Cover Letter

by Entrypark September 23rd, 2011

A cover letter is your business card and your first impression! It introduces you to the employer, summarizes your key competencies, and tells the employer why you are the right person for the job. It also is a way of demonstrating your writing skills. If not done properly the recruiter might get the impression you did not take your application seriously and you do not really want to work for this employer. Therefore, the cover letter can make the difference between getting the job or not. So make it as compelling as possible!

For this, you should clearly state why you are writing the cover letter. If you have been referred to a potential employer by a friend or contact then mention this mutual contact by name as soon as possible so that it encourages your reader to keep on reading. If you are responding to a job advert mention where you learned of the position and the exact title of the position you are applying for. If you are writing a speculative application letter (in which you enquire about potential job openings) then state your specific job objective. As this type of letter is voluntary, it is even more important to capture the reader's attention. It is also a good idea mentioning why you are interested in that specific company, especially when you write a speculative application letter.

Next, outline what you have to offer. You have to convince the employer that you are the right person for the job. In responding to a job advert, refer specifically to the qualifications they have listed and illustrate how your particular abilities and experiences relate to the position you are applying for. Always talk about what you can offer the employer and not what they can offer you! You can do this by giving evidence that you have researched the organization thoroughly and that you possess skills that are vital within that organization. Point out your achievements and problem-solving skills. You also need to show that your education and work competencies are transferable and relevant to the position for which you are applying.

In general, your cover letter should be concise and not exceed 1 page in length. Always include a cover letter even if this is not specified in the job advert. Do not repeat what is already in your CV but instead make reference to it with sentences like 'As you can see from my CV…'. Moreover, follow below-listed dos and don'ts to master writing your CV:

Do's

  • Address your letter to a named individual – never Dear Sir/Madam. Call the company, look on its website, or talk to others to find the correct contact
  • Include the person's full name, title, company name, and company address – triple check the contact details as receiving a file that is addressed to someone else will close doors permanently
  • Include your full name, address, and contact information
  • Keep copies of everything you send
  • Use a clear and simple design
  • Use good quality paper
  • Begin with a sentence like ‘Please find attached my CV in application for the position of…’
  • Use simple language and uncomplicated sentence structures
  • Tell the employer how you can meet his or her needs and what contribution you can make
  • Distinguish your cover letter from other job-seekers by giving clear examples of your skills and abilities
  • Follow up on your application – say you will do so in your letter and make sure you keep your promise!
  • Make sure the envelope is clearly and properly addressed

Dont's

  • Send a CV without a cover letter
  • Waffle – be direct!

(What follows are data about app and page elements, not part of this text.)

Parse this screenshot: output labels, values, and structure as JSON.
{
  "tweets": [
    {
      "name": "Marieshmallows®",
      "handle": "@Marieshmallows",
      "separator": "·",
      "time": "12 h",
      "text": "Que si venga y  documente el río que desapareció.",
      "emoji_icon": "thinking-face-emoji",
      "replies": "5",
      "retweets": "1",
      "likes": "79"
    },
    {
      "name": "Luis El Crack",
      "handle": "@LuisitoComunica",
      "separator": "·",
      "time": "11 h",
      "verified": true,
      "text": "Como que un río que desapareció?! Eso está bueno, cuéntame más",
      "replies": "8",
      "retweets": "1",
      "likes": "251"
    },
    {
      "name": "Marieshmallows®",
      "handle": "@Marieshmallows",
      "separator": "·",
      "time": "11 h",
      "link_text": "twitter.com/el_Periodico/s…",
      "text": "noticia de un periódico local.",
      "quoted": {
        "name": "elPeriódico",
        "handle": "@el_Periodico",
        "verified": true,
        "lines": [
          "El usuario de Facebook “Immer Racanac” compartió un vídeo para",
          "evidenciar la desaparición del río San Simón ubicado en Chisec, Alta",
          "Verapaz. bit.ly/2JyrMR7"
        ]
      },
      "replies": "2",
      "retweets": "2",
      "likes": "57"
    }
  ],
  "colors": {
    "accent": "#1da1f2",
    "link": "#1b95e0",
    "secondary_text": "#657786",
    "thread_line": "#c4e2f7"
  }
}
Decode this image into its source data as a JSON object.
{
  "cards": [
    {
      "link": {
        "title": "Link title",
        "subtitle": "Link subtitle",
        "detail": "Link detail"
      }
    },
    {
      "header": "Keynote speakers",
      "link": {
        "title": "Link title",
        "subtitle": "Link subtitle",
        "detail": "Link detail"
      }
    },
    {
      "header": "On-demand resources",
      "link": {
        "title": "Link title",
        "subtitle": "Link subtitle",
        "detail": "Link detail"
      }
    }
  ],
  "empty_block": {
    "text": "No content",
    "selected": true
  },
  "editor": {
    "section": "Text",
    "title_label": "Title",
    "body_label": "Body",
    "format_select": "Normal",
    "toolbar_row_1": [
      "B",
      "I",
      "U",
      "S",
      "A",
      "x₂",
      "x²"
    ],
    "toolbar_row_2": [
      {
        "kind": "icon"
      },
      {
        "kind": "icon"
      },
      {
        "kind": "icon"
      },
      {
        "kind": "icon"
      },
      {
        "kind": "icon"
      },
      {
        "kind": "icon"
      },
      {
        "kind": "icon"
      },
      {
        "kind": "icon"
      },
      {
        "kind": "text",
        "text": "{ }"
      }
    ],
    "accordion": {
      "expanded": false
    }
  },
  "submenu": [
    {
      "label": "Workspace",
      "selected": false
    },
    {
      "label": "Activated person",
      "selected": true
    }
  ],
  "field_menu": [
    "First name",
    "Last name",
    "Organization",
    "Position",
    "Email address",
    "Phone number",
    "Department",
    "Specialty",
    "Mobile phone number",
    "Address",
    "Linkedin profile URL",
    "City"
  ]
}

In the first paragraph, include the title of the position you are interested in and then move on to your specific qualifications
  • Discuss salary unless the advert or job listing requires it, in which case you should give a range rather than a specific amount, such a $10k - $15k rather than $12k
  • Talk about what the company can do for you – you need to stress what you can do for the company
  • Use slang words and try to avoid contractions such as ‘don’t’ and ‘can’t’
  • Send a cover letter without properly proofreading it or having it checked by someone else – poor grammar or punctuation mistakes are unacceptable and most employers will not take your application seriously
  • End your letter passively. Instead of ending the letter with 'I look forward to hearing from you', close with 'I will call you next week to discuss a time for us to meet' but you must follow up if you say you will!
  • Forget to personally sign your cover letter


When sending your cover letter via email, make sure you do the following:

  • Do not write your cover letter in the email client but attach a properly designed file to the email
  • Convert the file to pdf format to ensure the design stays the same on all computers
  • Include a scanned signature of you to resemble the look-and-feel of print versions
  • Keep an eye on the file size: normally the file size should not exceed 1 MB

 

 

Tags: cover letter cv advice career advice cv tips